Classifying objects and counting the number of objects in a category helps build a foundation for data collection in future grades.

20 minutes

To begin this lesson, I give each child a massive pile of buttons to sort. I have found some scrap stores near me that charge a small fee to load an entire grocery bag of items such as buttons. Typically I will start a lesson together on the carpet. However, for this lesson I do not want the children getting any ideas on how to sort the buttons from me or the picture book. I tell the kids to immediately begin sorting the buttons as they see fit.

Here are some examples of student sorts :

Students are asked to explain their method of sorting to me as I walk around, or to a neighbor. It is important for students to explain their thinking. Students need to construct a viable argument and be capable of explaining why they sorted a particular way. This skill falls under mathematical practice number three. A students' understanding or lack of understanding is evident when they are asked to explain their thinking.

I have included a student video talking about her specific sort.

10 minutes

After sorting our buttons, we meet on the carpet. I read the book, The Button Box by Margarette S. Reid.

This book describes in detail many attributes that could be used to sort buttons. As a class, we discuss the different ways they chose to sort the buttons compared to the ways we heard about in the story. While we are comparing and contrasting our sort vs. the sorting in the story, I am able to listen to students thoughts and the vocabulary they are using.

This is reinforcement of the mathematical practice being targeted: constructing and explaining a viable argument.
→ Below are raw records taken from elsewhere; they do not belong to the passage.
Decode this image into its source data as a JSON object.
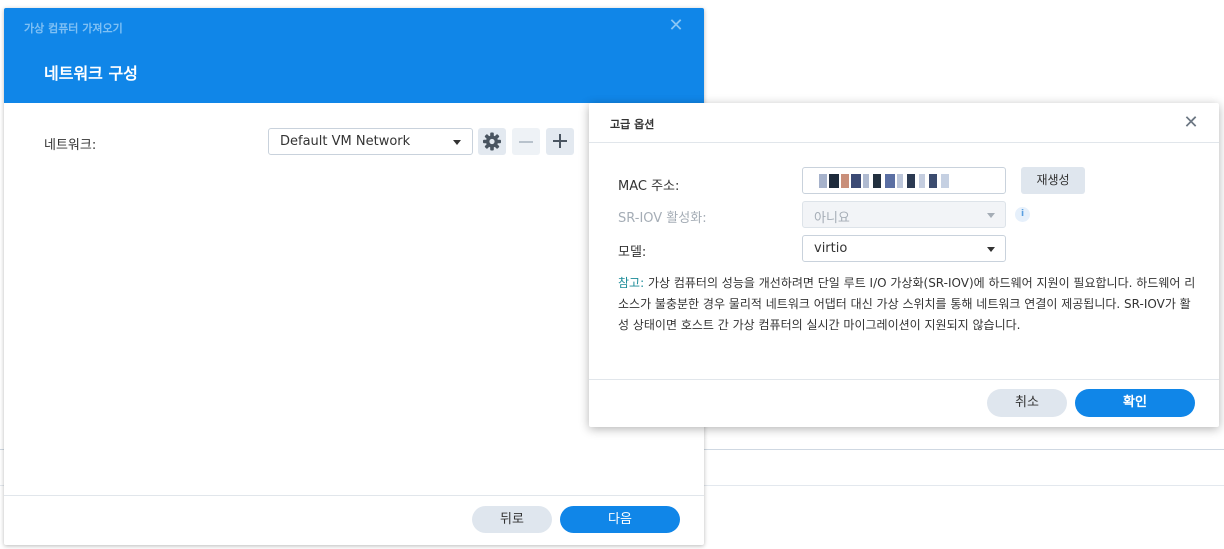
{
  "wizard": {
    "title": "가상 컴퓨터 가져오기",
    "step_title": "네트워크 구성",
    "network_label": "네트워크:",
    "network_value": "Default VM Network",
    "back_label": "뒤로",
    "next_label": "다음",
    "icons": {
      "close": "close-icon",
      "settings": "gear-icon",
      "remove": "minus-icon",
      "add": "plus-icon"
    }
  },
  "advanced": {
    "title": "고급 옵션",
    "mac_label": "MAC 주소:",
    "regenerate_label": "재생성",
    "sriov_label": "SR-IOV 활성화:",
    "sriov_value": "아니요",
    "model_label": "모델:",
    "model_value": "virtio",
    "note_prefix": "참고:",
    "note_text": " 가상 컴퓨터의 성능을 개선하려면 단일 루트 I/O 가상화(SR-IOV)에 하드웨어 지원이 필요합니다. 하드웨어 리소스가 불충분한 경우 물리적 네트워크 어댑터 대신 가상 스위치를 통해 네트워크 연결이 제공됩니다. SR-IOV가 활성 상태이면 호스트 간 가상 컴퓨터의 실시간 마이그레이션이 지원되지 않습니다.",
    "cancel_label": "취소",
    "ok_label": "확인",
    "icons": {
      "close": "close-icon",
      "info": "info-icon"
    }
  },
  "colors": {
    "accent": "#1086e8",
    "note_prefix": "#1c8c99"
  }
}
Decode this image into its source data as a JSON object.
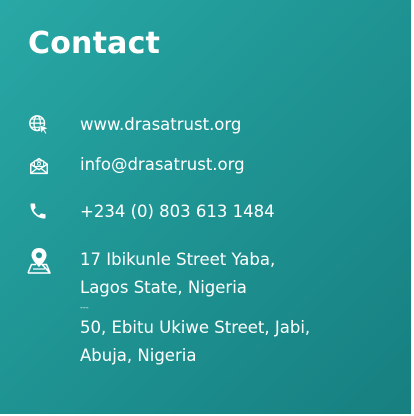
{
  "contact": {
    "title": "Contact",
    "website": {
      "icon": "globe-cursor-icon",
      "text": "www.drasatrust.org"
    },
    "email": {
      "icon": "mail-icon",
      "text": "info@drasatrust.org"
    },
    "phone": {
      "icon": "phone-icon",
      "text": "+234 (0) 803 613 1484"
    },
    "address": {
      "icon": "map-pin-icon",
      "line1": "17 Ibikunle Street Yaba,",
      "line2": "Lagos State, Nigeria",
      "separator": "---",
      "line3": "50, Ebitu Ukiwe Street, Jabi,",
      "line4": "Abuja, Nigeria"
    }
  },
  "colors": {
    "background_start": "#28a8a6",
    "background_end": "#177f80",
    "text": "#ffffff"
  }
}
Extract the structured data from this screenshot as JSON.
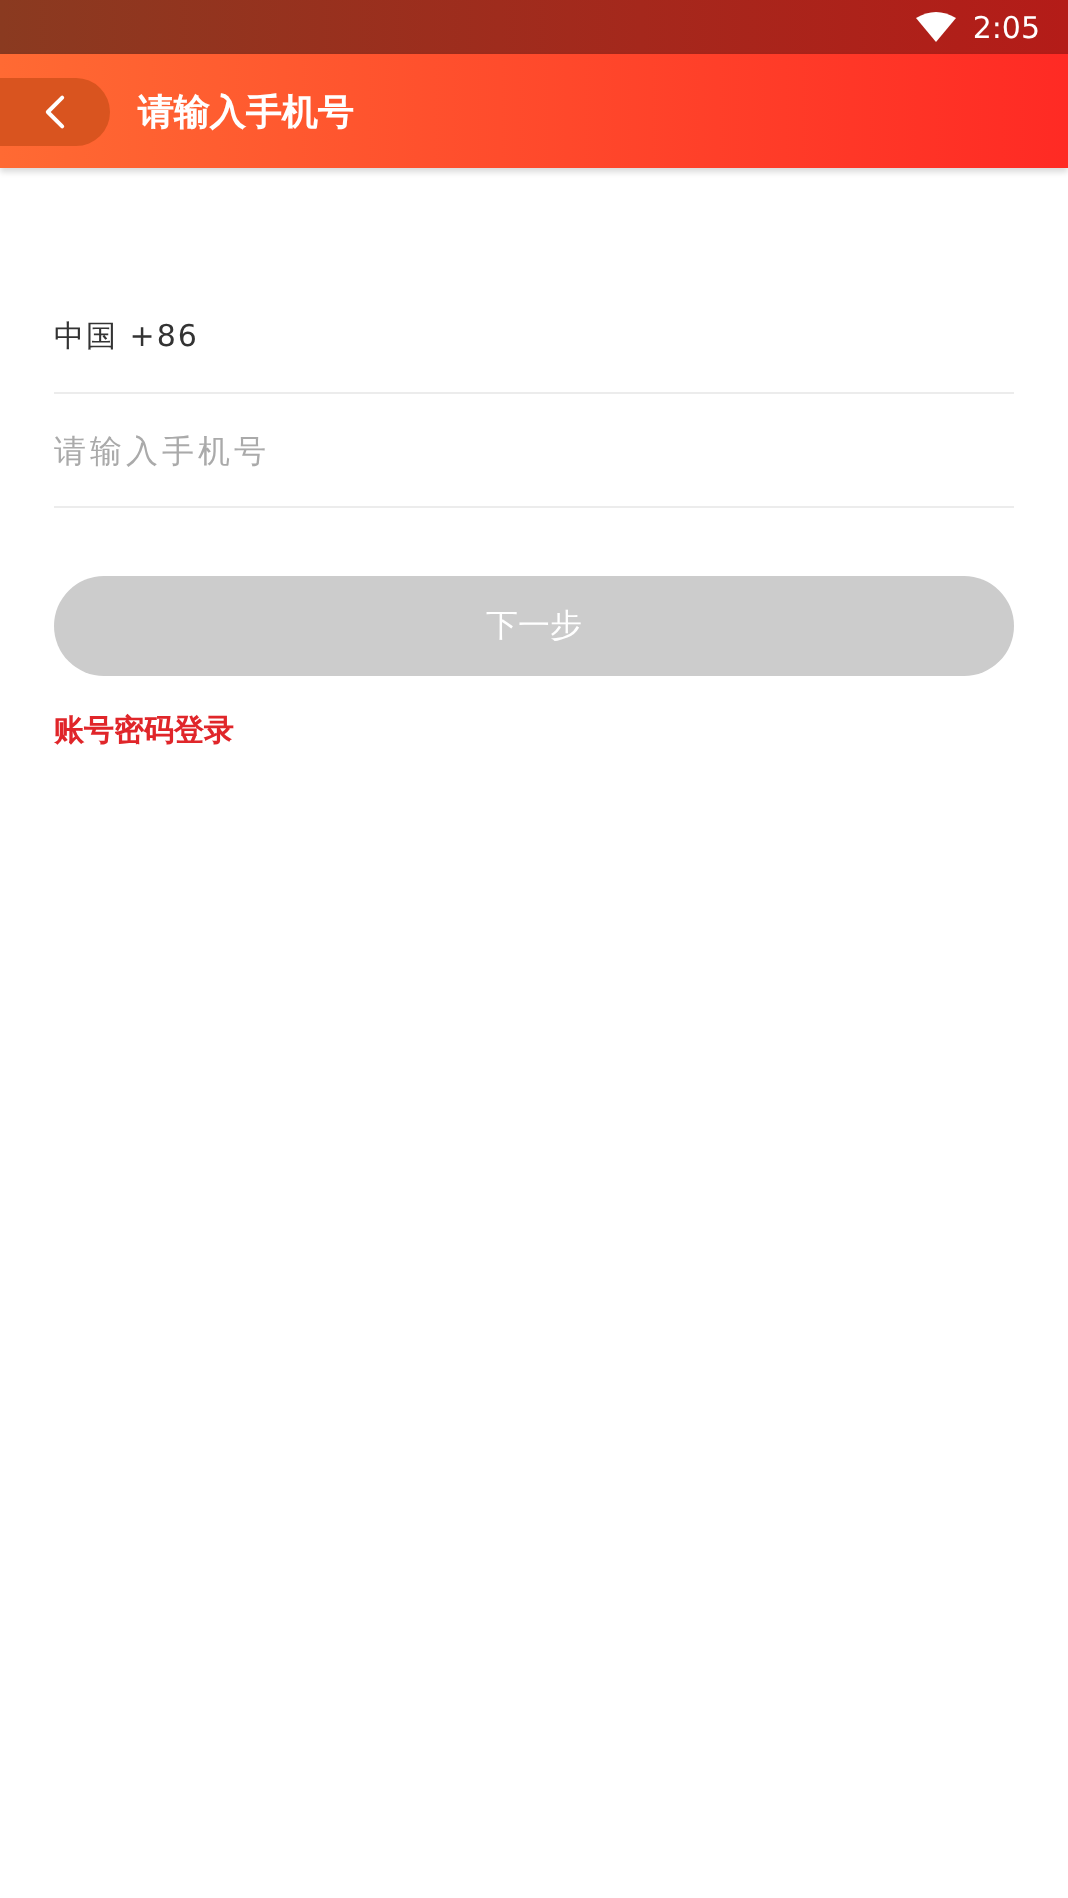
{
  "status_bar": {
    "time": "2:05"
  },
  "header": {
    "title": "请输入手机号"
  },
  "country_code": "中国 +86",
  "phone_field": {
    "placeholder": "请输入手机号"
  },
  "next_button": {
    "label": "下一步",
    "disabled": true
  },
  "alt_login_link": "账号密码登录"
}
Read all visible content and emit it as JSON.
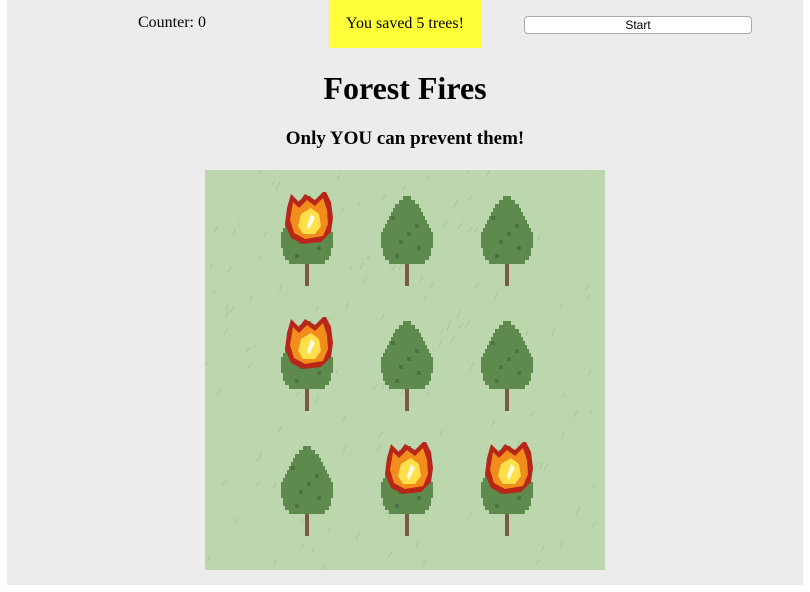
{
  "header": {
    "counter_label": "Counter: 0",
    "message": "You saved 5 trees!",
    "start_label": "Start"
  },
  "title": "Forest Fires",
  "subtitle": "Only YOU can prevent them!",
  "colors": {
    "page_bg": "#ececec",
    "message_bg": "#ffff3a",
    "grass": "#bcd6ae",
    "tree": "#5f8a4e",
    "trunk": "#7a5a40",
    "fire_outline": "#b8261a",
    "fire_orange": "#f28c1b",
    "fire_yellow": "#ffe04a"
  },
  "grid": {
    "rows": 3,
    "cols": 3,
    "cells": [
      {
        "row": 0,
        "col": 0,
        "state": "burning"
      },
      {
        "row": 0,
        "col": 1,
        "state": "tree"
      },
      {
        "row": 0,
        "col": 2,
        "state": "tree"
      },
      {
        "row": 1,
        "col": 0,
        "state": "burning"
      },
      {
        "row": 1,
        "col": 1,
        "state": "tree"
      },
      {
        "row": 1,
        "col": 2,
        "state": "tree"
      },
      {
        "row": 2,
        "col": 0,
        "state": "tree"
      },
      {
        "row": 2,
        "col": 1,
        "state": "burning"
      },
      {
        "row": 2,
        "col": 2,
        "state": "burning"
      }
    ]
  }
}
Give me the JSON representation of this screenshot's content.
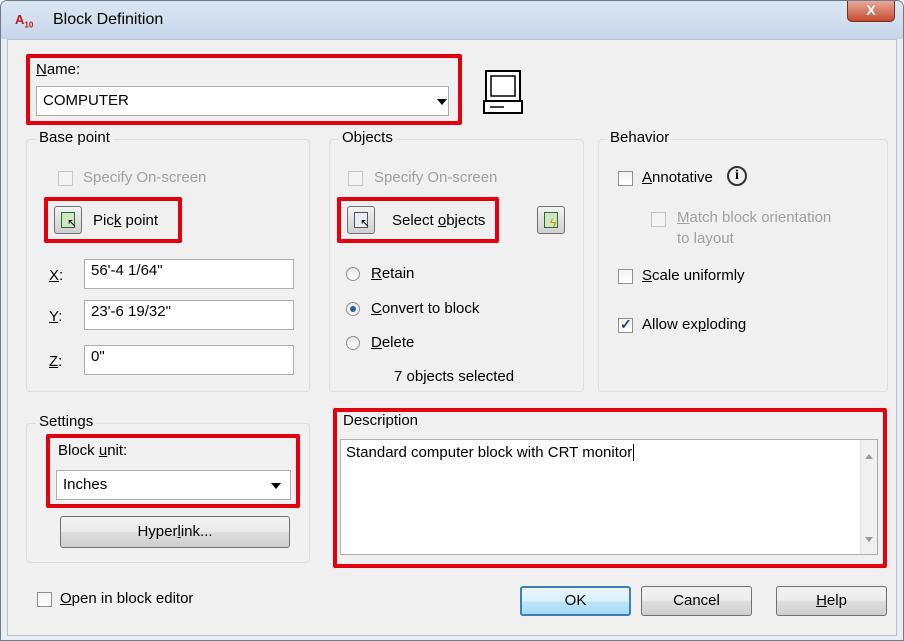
{
  "window": {
    "title": "Block Definition",
    "app_icon": "A",
    "app_icon_sub": "10",
    "close_label": "X"
  },
  "name": {
    "label": "Name:",
    "value": "COMPUTER"
  },
  "base_point": {
    "title": "Base point",
    "specify_label": "Specify On-screen",
    "pick_label": "Pick point",
    "x_label": "X:",
    "x_value": "56'-4 1/64\"",
    "y_label": "Y:",
    "y_value": "23'-6 19/32\"",
    "z_label": "Z:",
    "z_value": "0\""
  },
  "objects": {
    "title": "Objects",
    "specify_label": "Specify On-screen",
    "select_label": "Select objects",
    "retain_label": "Retain",
    "convert_label": "Convert to block",
    "delete_label": "Delete",
    "selected_count_text": "7 objects selected",
    "selected_option": "convert"
  },
  "behavior": {
    "title": "Behavior",
    "annotative_label": "Annotative",
    "annotative_checked": false,
    "match_label_line1": "Match block orientation",
    "match_label_line2": "to layout",
    "scale_label": "Scale uniformly",
    "scale_checked": false,
    "explode_label": "Allow exploding",
    "explode_checked": true
  },
  "settings": {
    "title": "Settings",
    "unit_label": "Block unit:",
    "unit_value": "Inches",
    "hyperlink_label": "Hyperlink..."
  },
  "description": {
    "title": "Description",
    "value": "Standard computer block with CRT monitor"
  },
  "footer": {
    "open_editor_label": "Open in block editor",
    "ok_label": "OK",
    "cancel_label": "Cancel",
    "help_label": "Help"
  },
  "colors": {
    "highlight": "#e3000f",
    "accent": "#3c7fb1"
  }
}
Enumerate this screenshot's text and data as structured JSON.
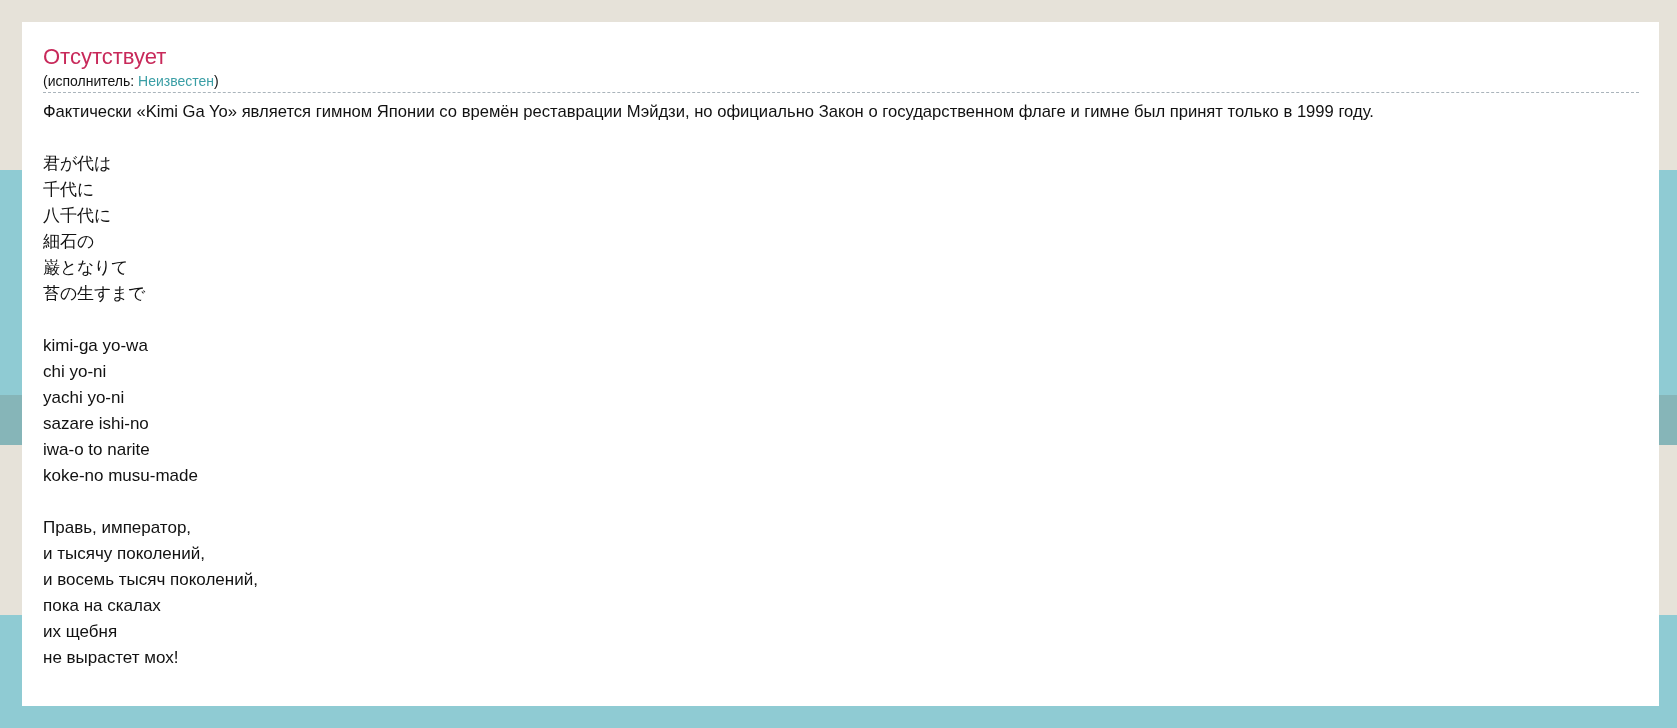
{
  "song": {
    "title": "Отсутствует",
    "artist_label": "(исполнитель: ",
    "artist": "Неизвестен",
    "artist_close": ")"
  },
  "intro": "Фактически «Kimi Ga Yo» является гимном Японии со времён реставрации Мэйдзи, но официально Закон о государственном флаге и гимне был принят только в 1999 году.",
  "stanzas": [
    {
      "lines": [
        "君が代は",
        "千代に",
        "八千代に",
        "細石の",
        "巌となりて",
        "苔の生すまで"
      ]
    },
    {
      "lines": [
        "kimi-ga yo-wa",
        "chi yo-ni",
        "yachi yo-ni",
        "sazare ishi-no",
        "iwa-o to narite",
        "koke-no musu-made"
      ]
    },
    {
      "lines": [
        "Правь, император,",
        "и тысячу поколений,",
        "и восемь тысяч поколений,",
        "пока на скалах",
        "их щебня",
        "не вырастет мох!"
      ]
    }
  ]
}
Reading the story also gives my students new ways to think about sorting that maybe they had not thought of while they were sorting the buttons.